I took a leap of faith this weekend and finally dove into repainting the front door. Again. I posted about our original door ages ago. Here’s a quick recap:
When we bought the house the entry looked like the photo below. Nothing terrible. But nothing special either. It also happened to match all of the other front doors in the neighborhood (burgundy, navy, hunter green). We also weren’t feeling the black kickplate. It was cutting off the door and made everything feel sort of shorter.
About 6 months after we moved in (and 3 months after we had O) I got the wild hair to paint the door teal. I wanted something brighter, bolder, and unique. Teal is one of my favorite colors so why not? (Side note: I once lived in a purple Victorian with magenta trim and teal accents as a kid. I’m not afraid of color. My parents still had a purple front door until last summer. Color crazy is in the family.) I also removed the kick plate since I figured I’d be able to reattach it if we changed our mind. But then I realized it was a brass and had been spray painted black… removing the screws prompted it to begin to chip and peel. Happy accident? I think so. Below is the teal door sans kick plate.
For a while I just stood back and admired the door. I loved it but something was missing. A few weeks later Molly and I grabbed some black trim paint on a whim when we were out getting other things. It took two coats but it was the best decision ever because it really made the door pop and the house feel more cohesive with black shutters, light fixtures and trim. I posted about the trim here. PS- You can see the giant half dead tree that we just had removed in the pic below too.
Alas, I was ready for change again. Hubby insisted that the teal door had really grown on him and had urged me to reconsider. But he went out of town last week and so I had a little paint fun. Of course, I knew that I may have to paint it back to teal again if this blew up in my face. That’s where the leap of faith came in. I popped into Ace on my way home from work and chose a paint color on the spot. Perk: The guys there know me now and gathered around to help me chose a color to pop against the black trim. With their help, I chose Mill Springs Blue by Benjamin Moore. It has a sort of washed-out mint vibe. I had it color matched to a paint and primer combo quart of Clark+Kensington outdoor semigloss. I was looking at the lighter swatch “Covington” right next to it but Molly gets the credit on selling me on a slightly darker tone (via text) and going with the Mills Springs Blue.

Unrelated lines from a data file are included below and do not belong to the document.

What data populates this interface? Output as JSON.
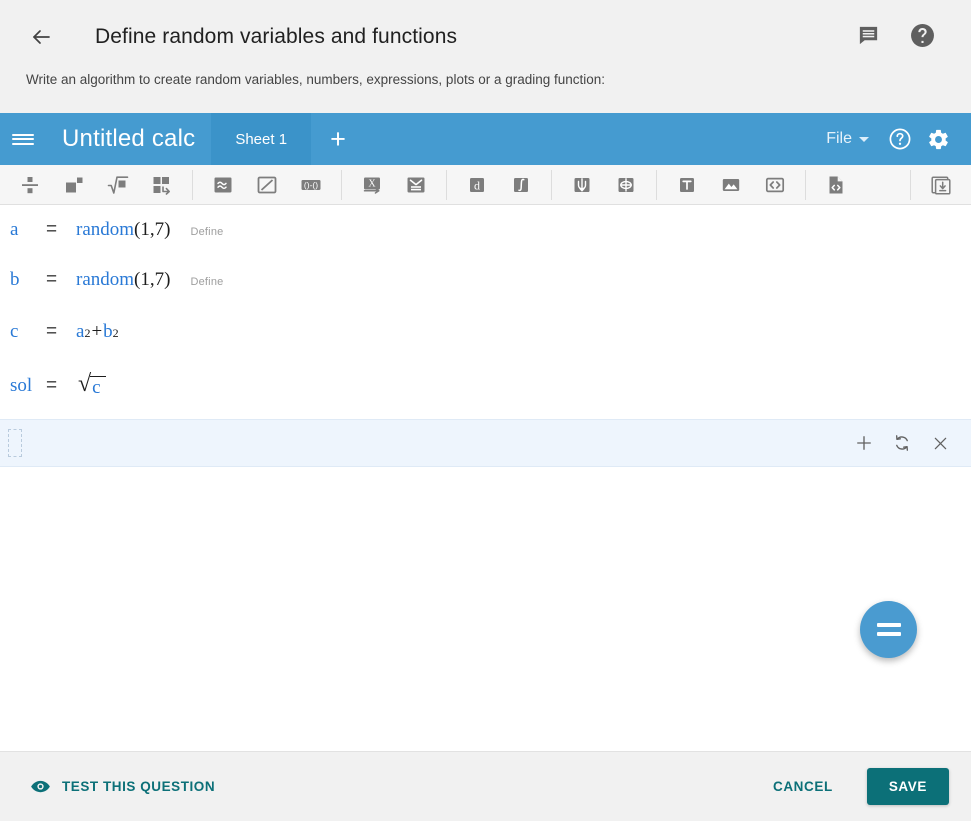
{
  "header": {
    "back_icon": "arrow-left-icon",
    "title": "Define random variables and functions",
    "subtitle": "Write an algorithm to create random variables, numbers, expressions, plots or a grading function:",
    "actions": [
      {
        "icon": "comment-icon",
        "name": "comment-icon"
      },
      {
        "icon": "help-circle-icon",
        "name": "help-icon"
      }
    ]
  },
  "appbar": {
    "menu_icon": "hamburger-menu-icon",
    "calc_title": "Untitled calc",
    "tabs": [
      {
        "label": "Sheet 1",
        "active": true
      }
    ],
    "add_tab_label": "+",
    "file_menu_label": "File",
    "help_icon": "help-circle-icon",
    "settings_icon": "gear-icon",
    "bg_color": "#459bd0",
    "active_tab_color": "#3b93c9"
  },
  "toolbar": {
    "groups": [
      {
        "buttons": [
          {
            "name": "fraction-icon",
            "title": "Fraction"
          },
          {
            "name": "exponent-icon",
            "title": "Exponent"
          },
          {
            "name": "square-root-icon",
            "title": "Square root"
          },
          {
            "name": "matrix-icon",
            "title": "Matrix"
          }
        ]
      },
      {
        "buttons": [
          {
            "name": "approx-equal-icon",
            "title": "Approximately equal"
          },
          {
            "name": "not-equal-icon",
            "title": "Not equal"
          },
          {
            "name": "interval-icon",
            "title": "Interval"
          }
        ]
      },
      {
        "buttons": [
          {
            "name": "substitute-icon",
            "title": "Substitute"
          },
          {
            "name": "system-equations-icon",
            "title": "System of equations"
          }
        ]
      },
      {
        "buttons": [
          {
            "name": "derivative-icon",
            "title": "Derivative"
          },
          {
            "name": "integral-icon",
            "title": "Integral"
          }
        ]
      },
      {
        "buttons": [
          {
            "name": "units-icon",
            "title": "Units"
          },
          {
            "name": "plot-units-icon",
            "title": "Plot"
          }
        ]
      },
      {
        "buttons": [
          {
            "name": "text-icon",
            "title": "Text"
          },
          {
            "name": "image-icon",
            "title": "Image"
          },
          {
            "name": "code-icon",
            "title": "Code"
          }
        ]
      },
      {
        "buttons": [
          {
            "name": "document-code-icon",
            "title": "Document code"
          }
        ]
      }
    ],
    "trailing_button": {
      "name": "save-sheet-icon",
      "title": "Save sheet"
    }
  },
  "sheet": {
    "rows": [
      {
        "var": "a",
        "eq": "=",
        "expr_kind": "function",
        "fn": "random",
        "args": "(1,7)",
        "tag": "Define"
      },
      {
        "var": "b",
        "eq": "=",
        "expr_kind": "function",
        "fn": "random",
        "args": "(1,7)",
        "tag": "Define"
      },
      {
        "var": "c",
        "eq": "=",
        "expr_kind": "power_sum",
        "base1": "a",
        "exp1": "2",
        "op": "+",
        "base2": "b",
        "exp2": "2",
        "tag": ""
      },
      {
        "var": "sol",
        "eq": "=",
        "expr_kind": "sqrt",
        "radicand": "c",
        "tag": ""
      }
    ],
    "active_row": {
      "placeholder": "",
      "actions": [
        {
          "name": "add-row-icon",
          "glyph": "+"
        },
        {
          "name": "refresh-icon",
          "glyph": "refresh"
        },
        {
          "name": "delete-row-icon",
          "glyph": "close"
        }
      ],
      "bg_color": "#eef5fd"
    },
    "fab": {
      "name": "evaluate-fab",
      "glyph": "=",
      "color": "#4a9bd0"
    }
  },
  "bottom_bar": {
    "test_label": "TEST THIS QUESTION",
    "test_icon": "eye-icon",
    "cancel_label": "CANCEL",
    "save_label": "SAVE",
    "accent_color": "#0c7078"
  }
}
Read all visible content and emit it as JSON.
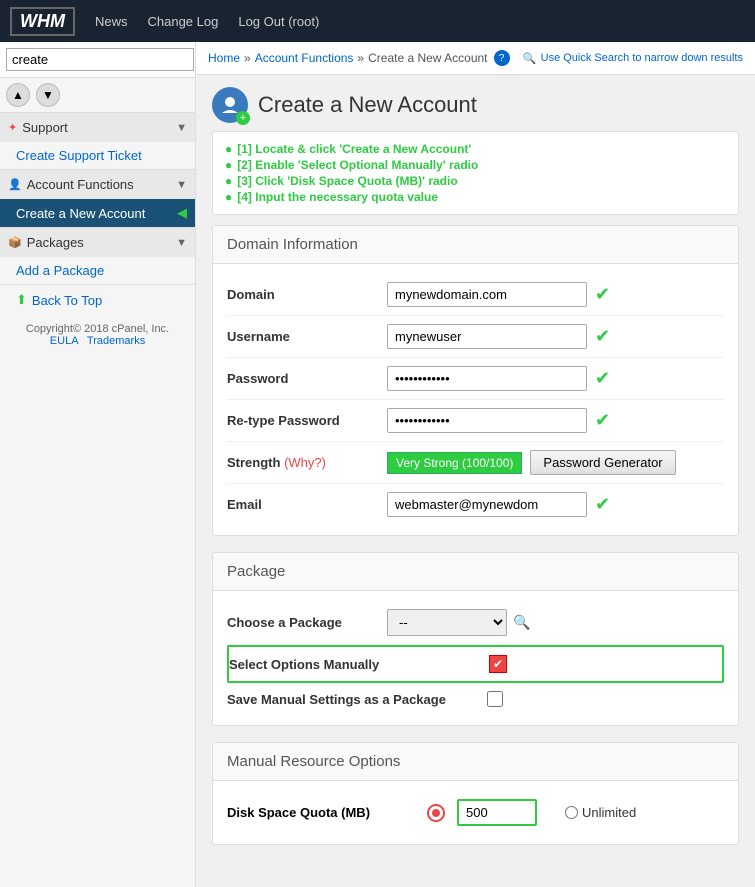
{
  "topnav": {
    "logo": "WHM",
    "links": [
      "News",
      "Change Log",
      "Log Out (root)"
    ]
  },
  "sidebar": {
    "search_value": "create",
    "support_label": "Support",
    "create_ticket_label": "Create Support Ticket",
    "account_functions_label": "Account Functions",
    "create_account_label": "Create a New Account",
    "packages_label": "Packages",
    "add_package_label": "Add a Package",
    "back_to_top_label": "Back To Top",
    "copyright": "Copyright© 2018 cPanel, Inc.",
    "eula_label": "EULA",
    "trademarks_label": "Trademarks"
  },
  "breadcrumb": {
    "home": "Home",
    "account_functions": "Account Functions",
    "current": "Create a New Account",
    "quick_search_note": "Use Quick Search to narrow down results"
  },
  "page_title": "Create a New Account",
  "callout": {
    "items": [
      "[1] Locate & click 'Create a New Account'",
      "[2] Enable 'Select Optional Manually' radio",
      "[3] Click 'Disk Space Quota (MB)' radio",
      "[4] Input the necessary quota value"
    ]
  },
  "domain_section": {
    "title": "Domain Information",
    "domain_label": "Domain",
    "domain_value": "mynewdomain.com",
    "username_label": "Username",
    "username_value": "mynewuser",
    "password_label": "Password",
    "password_value": "············",
    "retype_label": "Re-type Password",
    "retype_value": "············",
    "strength_label": "Strength",
    "why_label": "(Why?)",
    "strength_value": "Very Strong (100/100)",
    "pwd_gen_label": "Password Generator",
    "email_label": "Email",
    "email_value": "webmaster@mynewdom"
  },
  "package_section": {
    "title": "Package",
    "choose_label": "Choose a Package",
    "choose_placeholder": "--",
    "select_manually_label": "Select Options Manually",
    "save_manual_label": "Save Manual Settings as a Package"
  },
  "manual_resource_section": {
    "title": "Manual Resource Options",
    "disk_label": "Disk Space Quota (MB)",
    "quota_value": "500",
    "unlimited_label": "Unlimited"
  }
}
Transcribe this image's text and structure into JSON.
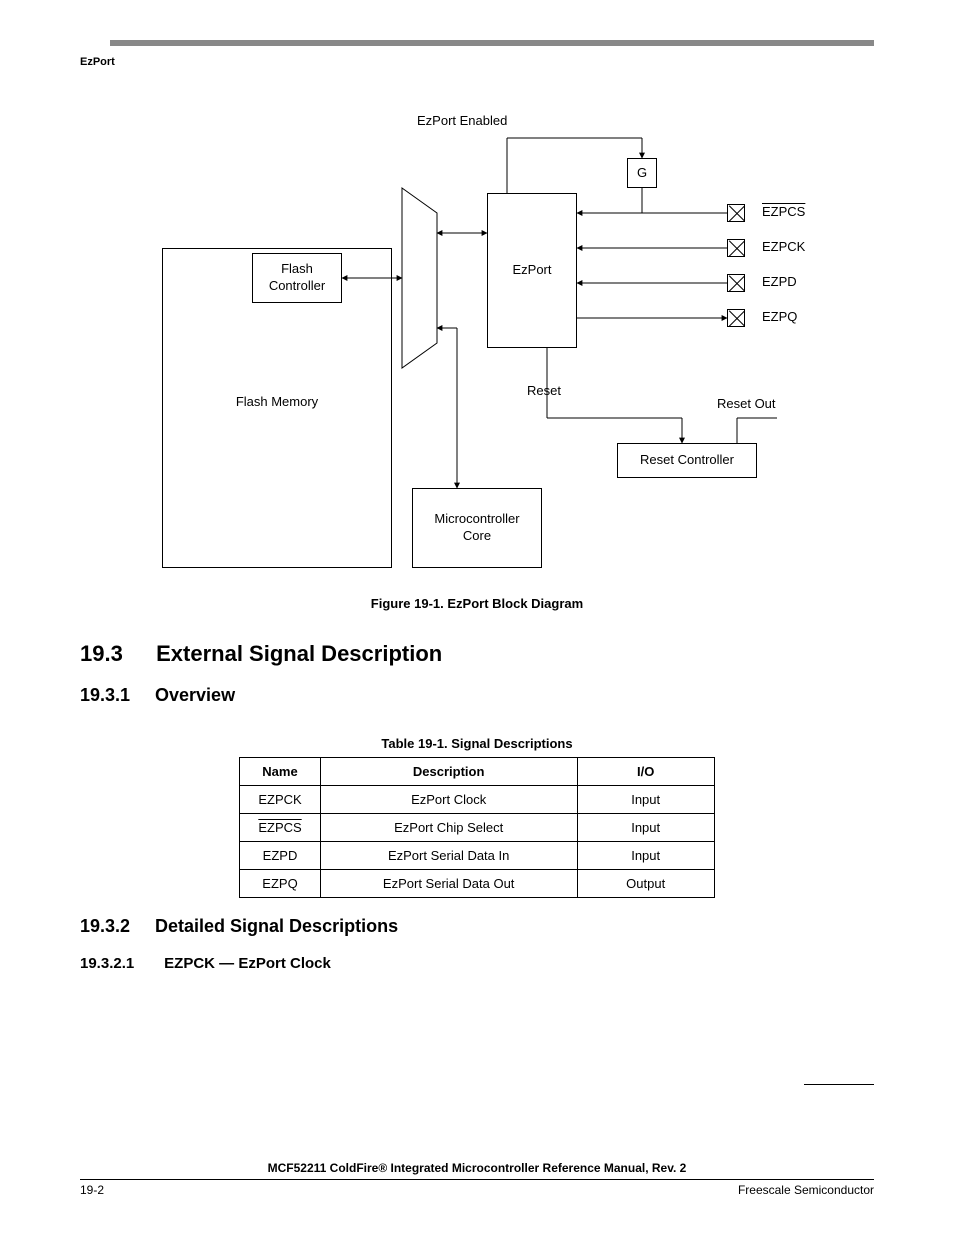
{
  "running_head": "EzPort",
  "diagram": {
    "ezport_enabled": "EzPort Enabled",
    "g": "G",
    "flash_controller": "Flash\nController",
    "ezport": "EzPort",
    "flash_memory": "Flash Memory",
    "reset": "Reset",
    "microcontroller_core": "Microcontroller\nCore",
    "reset_controller": "Reset Controller",
    "reset_out": "Reset Out",
    "pins": {
      "ezpcs": "EZPCS",
      "ezpck": "EZPCK",
      "ezpd": "EZPD",
      "ezpq": "EZPQ"
    }
  },
  "figure_caption": "Figure 19-1. EzPort Block Diagram",
  "section_19_3": {
    "num": "19.3",
    "title": "External Signal Description"
  },
  "section_19_3_1": {
    "num": "19.3.1",
    "title": "Overview"
  },
  "table_caption": "Table 19-1. Signal Descriptions",
  "table_headers": {
    "name": "Name",
    "description": "Description",
    "io": "I/O"
  },
  "table_rows": [
    {
      "name": "EZPCK",
      "overline": false,
      "desc": "EzPort Clock",
      "io": "Input"
    },
    {
      "name": "EZPCS",
      "overline": true,
      "desc": "EzPort Chip Select",
      "io": "Input"
    },
    {
      "name": "EZPD",
      "overline": false,
      "desc": "EzPort Serial Data In",
      "io": "Input"
    },
    {
      "name": "EZPQ",
      "overline": false,
      "desc": "EzPort Serial Data Out",
      "io": "Output"
    }
  ],
  "section_19_3_2": {
    "num": "19.3.2",
    "title": "Detailed Signal Descriptions"
  },
  "section_19_3_2_1": {
    "num": "19.3.2.1",
    "title": "EZPCK — EzPort Clock"
  },
  "footer_center": "MCF52211 ColdFire® Integrated Microcontroller Reference Manual, Rev. 2",
  "footer_left": "19-2",
  "footer_right": "Freescale Semiconductor"
}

I did the project in stages over the next few days. After all, this was done after work, dinner, O’s bath and bed so I usually only had an hour before sunset. Basically, one day I did a new coat of black on the trim while Molly scraped and repainted the mailbox. Then the next night I wiped the door down with vinegar/water and then liquid deglosser that I had left over from the sofa table project and I did the first coat of my new grayed out minty green color. As you can tell below, the two colors are very different. At first I worried that this may be a disaster.
But after the first coat I was really loving the cooled down effect of a softer color. O liked it too.
The second coat stole my heart. Seriously perfect. Although the front stoop is a bit bare (planters are on my list), I’m really feeling our new mini-makeover.
Boom! Here’s a close up of the pop effect the black and mint have together. Yummy.
Yes, I still painted the inside of the door. Its just a tradition now! I think that the cool tone of the soft green really meshes with the rest of the inside decor which is mostly grays, creams, and some sea-glass tones with pops of white, wood and yellows/oranges.
Above is the view from the corner of the family room at the banister/half-wall and below is the view from the kitchen entry where it meets the hallway at the top of the steps. Now I think just need to get something for above the door but I’m blanking on ideas. Thoughts?
I’ve said it before and I’ll say it again: Paint can make some really amazing changes for a reasonable cost.